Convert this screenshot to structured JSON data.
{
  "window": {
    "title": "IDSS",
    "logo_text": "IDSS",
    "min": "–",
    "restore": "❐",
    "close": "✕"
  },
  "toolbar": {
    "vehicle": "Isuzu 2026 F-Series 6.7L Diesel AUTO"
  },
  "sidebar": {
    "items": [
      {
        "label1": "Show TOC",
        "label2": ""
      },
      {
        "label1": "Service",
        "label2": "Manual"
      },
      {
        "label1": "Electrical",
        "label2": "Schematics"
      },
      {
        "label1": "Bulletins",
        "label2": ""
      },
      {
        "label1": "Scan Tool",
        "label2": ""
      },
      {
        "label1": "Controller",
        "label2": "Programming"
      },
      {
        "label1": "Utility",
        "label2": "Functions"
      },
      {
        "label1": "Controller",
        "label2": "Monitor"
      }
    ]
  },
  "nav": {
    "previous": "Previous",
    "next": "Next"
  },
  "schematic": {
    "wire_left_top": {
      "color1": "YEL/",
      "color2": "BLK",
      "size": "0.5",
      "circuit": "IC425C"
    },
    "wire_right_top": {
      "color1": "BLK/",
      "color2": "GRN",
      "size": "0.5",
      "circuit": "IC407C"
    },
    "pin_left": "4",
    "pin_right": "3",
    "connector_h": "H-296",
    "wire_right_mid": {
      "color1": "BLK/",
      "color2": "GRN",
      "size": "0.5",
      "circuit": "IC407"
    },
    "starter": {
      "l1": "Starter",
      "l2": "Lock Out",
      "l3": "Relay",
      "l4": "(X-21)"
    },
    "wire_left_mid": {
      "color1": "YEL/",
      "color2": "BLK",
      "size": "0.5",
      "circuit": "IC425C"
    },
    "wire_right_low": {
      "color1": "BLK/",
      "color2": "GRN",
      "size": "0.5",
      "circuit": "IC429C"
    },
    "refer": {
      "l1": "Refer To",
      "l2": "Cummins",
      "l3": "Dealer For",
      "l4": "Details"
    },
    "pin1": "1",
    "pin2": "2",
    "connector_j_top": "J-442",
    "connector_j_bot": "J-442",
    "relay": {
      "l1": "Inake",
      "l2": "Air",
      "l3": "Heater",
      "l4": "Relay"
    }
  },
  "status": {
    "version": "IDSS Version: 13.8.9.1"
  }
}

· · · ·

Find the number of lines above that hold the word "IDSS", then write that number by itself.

:: Reply to the task ::
3